“Post-reform, we think the three national oil companies (NOCs) could collectively hold up to 70% ownership of the national pipeline, with PetroChina taking pole position at just under 50%,” Wood Mackenzie senior analyst Maxim Petrov said.
“The remaining ownership should be held directly by the government or state-owned financial institutions, promoting mixed-ownership reform. The steady cash flow from midstream operations is generally well suited for institutional investors with predictable outflows, such as insurance companies and pension funds,” Petrov added.
While the move is unlikely to have material impact on Sinopec and CNOOC, the midstream business is significant to PetroChina’s financial performance, accounting for 25% of operating earnings over the past five years. The company operates the largest pipeline network in the world, accounting for 63% of China’s total network.
Petrov said: “Wresting these assets from PetroChina means it will partly lose its operational leverage and financial strength. Operating cashflow and income will be weaker, potentially putting the company’s future dividend at risk as PetroChina’s payout policy is based on earnings. But the pipeline reform will also have some positive implications for shareholders.”
As China aims to double its pipeline infrastructure to over 240,000 km by 2025, PetroChina’s midstream spend could hit up to US$20 billion a year. Pipeline reform means the company will no longer be liable for this spend, freeing up funds for domestic investment and overseas expansion.
Uncertainty around midstream reform has also driven PetroChina’s share price down. A revaluation of the pipeline assets at a higher multiple than current valuations will be positive for shareholders, particularly after a public listing, as it unlocks value from undervalued assets.
In addition, as China’s dominant upstream producer and gas importer, PetroChina has an interest in a gas price that better reflects its cost of supply. While it takes time for a market-based price to emerge after third-party access, this midstream reform is a step in the right direction.
Wang said: “However, we believe the end-user price is more likely to rise in the short term, as the NOCs will continue to seek breakeven prices to offset import losses and reduce the immediate financial impact of unbundling. This is one of the inevitable costs of market transition. The short-term pain is a step towards long-term progress.”

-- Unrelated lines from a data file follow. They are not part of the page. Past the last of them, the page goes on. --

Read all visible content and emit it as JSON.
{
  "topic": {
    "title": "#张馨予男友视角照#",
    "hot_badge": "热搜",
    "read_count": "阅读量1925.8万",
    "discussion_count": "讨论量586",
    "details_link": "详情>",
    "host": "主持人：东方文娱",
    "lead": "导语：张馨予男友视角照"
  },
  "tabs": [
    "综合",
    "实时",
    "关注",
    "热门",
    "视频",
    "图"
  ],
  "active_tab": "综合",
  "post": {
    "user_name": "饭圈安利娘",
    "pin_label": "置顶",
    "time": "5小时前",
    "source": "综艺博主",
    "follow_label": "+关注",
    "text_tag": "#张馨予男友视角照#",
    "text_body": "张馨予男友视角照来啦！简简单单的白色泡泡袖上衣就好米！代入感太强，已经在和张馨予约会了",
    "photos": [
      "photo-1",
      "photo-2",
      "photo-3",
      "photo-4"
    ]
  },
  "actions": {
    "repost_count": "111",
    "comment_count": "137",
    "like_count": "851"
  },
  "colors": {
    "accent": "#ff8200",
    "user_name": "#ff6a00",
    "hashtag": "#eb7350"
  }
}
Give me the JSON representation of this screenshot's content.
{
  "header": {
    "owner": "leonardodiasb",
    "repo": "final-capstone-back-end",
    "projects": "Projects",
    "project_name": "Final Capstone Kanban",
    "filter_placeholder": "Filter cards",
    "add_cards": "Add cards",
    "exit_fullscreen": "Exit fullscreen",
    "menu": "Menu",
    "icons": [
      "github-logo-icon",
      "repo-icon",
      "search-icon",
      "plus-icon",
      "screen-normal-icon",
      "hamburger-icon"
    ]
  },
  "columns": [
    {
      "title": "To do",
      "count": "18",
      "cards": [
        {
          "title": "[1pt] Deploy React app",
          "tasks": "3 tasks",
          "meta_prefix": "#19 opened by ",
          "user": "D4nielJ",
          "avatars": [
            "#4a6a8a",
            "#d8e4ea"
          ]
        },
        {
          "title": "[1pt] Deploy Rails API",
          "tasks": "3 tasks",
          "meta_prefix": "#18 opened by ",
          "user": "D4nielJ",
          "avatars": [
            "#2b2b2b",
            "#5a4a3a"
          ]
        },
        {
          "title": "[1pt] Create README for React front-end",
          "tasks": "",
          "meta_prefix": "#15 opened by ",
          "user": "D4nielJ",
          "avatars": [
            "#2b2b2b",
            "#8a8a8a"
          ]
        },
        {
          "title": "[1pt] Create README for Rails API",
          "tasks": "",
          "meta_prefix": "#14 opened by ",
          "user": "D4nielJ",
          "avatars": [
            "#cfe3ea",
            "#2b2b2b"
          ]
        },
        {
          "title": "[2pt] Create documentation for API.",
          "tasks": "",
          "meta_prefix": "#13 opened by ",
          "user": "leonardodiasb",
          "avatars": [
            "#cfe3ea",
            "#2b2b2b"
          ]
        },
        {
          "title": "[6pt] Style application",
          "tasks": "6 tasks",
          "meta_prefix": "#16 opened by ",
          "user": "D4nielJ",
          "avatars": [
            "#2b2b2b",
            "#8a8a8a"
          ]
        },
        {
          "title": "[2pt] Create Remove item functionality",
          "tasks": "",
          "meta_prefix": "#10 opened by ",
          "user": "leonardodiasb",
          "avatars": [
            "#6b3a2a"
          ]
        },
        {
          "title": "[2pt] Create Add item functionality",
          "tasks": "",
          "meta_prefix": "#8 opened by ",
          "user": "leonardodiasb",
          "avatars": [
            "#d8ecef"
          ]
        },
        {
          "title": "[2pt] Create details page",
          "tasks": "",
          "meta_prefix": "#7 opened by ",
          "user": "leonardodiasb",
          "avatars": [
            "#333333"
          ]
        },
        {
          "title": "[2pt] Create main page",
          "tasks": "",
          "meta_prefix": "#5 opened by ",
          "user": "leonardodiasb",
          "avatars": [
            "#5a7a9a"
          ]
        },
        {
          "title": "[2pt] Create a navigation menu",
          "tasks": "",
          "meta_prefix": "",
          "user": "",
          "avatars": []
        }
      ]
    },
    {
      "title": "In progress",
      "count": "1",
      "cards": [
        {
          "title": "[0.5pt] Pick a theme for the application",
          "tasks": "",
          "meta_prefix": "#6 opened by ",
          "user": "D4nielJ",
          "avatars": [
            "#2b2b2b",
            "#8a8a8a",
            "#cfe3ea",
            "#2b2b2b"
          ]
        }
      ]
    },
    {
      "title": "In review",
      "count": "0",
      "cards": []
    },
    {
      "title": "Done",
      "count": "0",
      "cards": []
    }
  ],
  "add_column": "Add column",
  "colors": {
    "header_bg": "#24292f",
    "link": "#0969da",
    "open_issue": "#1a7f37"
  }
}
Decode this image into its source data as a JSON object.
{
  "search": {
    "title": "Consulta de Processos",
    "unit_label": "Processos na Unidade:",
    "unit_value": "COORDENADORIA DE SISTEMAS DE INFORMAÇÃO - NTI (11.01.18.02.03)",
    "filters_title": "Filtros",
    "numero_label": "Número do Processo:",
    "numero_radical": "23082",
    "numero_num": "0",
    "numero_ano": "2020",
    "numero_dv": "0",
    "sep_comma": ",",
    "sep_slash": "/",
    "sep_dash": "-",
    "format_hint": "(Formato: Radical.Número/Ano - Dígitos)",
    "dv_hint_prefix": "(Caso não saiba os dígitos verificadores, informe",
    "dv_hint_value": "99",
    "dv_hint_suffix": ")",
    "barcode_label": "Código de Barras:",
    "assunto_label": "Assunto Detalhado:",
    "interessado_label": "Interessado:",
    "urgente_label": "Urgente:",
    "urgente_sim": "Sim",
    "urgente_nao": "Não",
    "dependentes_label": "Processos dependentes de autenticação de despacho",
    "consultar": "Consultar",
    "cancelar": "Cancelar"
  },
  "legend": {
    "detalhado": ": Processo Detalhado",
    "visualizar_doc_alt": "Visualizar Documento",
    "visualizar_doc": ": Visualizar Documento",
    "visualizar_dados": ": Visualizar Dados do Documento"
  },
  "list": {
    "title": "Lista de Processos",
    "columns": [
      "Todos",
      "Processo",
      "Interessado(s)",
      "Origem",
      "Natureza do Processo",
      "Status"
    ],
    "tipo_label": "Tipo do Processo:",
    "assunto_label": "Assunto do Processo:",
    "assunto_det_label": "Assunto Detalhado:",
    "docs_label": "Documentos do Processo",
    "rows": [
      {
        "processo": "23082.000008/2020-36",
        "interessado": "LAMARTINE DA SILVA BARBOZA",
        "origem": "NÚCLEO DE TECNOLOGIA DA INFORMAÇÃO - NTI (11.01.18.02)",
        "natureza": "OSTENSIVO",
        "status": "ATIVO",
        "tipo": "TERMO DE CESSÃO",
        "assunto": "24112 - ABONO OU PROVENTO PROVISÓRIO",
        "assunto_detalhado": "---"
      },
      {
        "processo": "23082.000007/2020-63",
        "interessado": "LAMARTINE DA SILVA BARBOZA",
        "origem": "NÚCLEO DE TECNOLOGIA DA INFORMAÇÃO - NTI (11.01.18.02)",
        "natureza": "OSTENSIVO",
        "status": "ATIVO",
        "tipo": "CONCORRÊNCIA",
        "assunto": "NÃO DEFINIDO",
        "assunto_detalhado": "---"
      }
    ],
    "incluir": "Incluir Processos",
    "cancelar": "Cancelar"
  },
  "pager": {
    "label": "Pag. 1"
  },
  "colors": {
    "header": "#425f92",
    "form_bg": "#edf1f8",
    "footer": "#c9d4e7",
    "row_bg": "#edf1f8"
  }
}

Wood Mackenzie believes the success of China’s national pipeline should be measured on three main criteria: new capacity investment, third-party access and operational efficiency. While the first measure is within the pipeline company’s control, the other two factors could face significant implementation challenges and will require additional reform initiatives.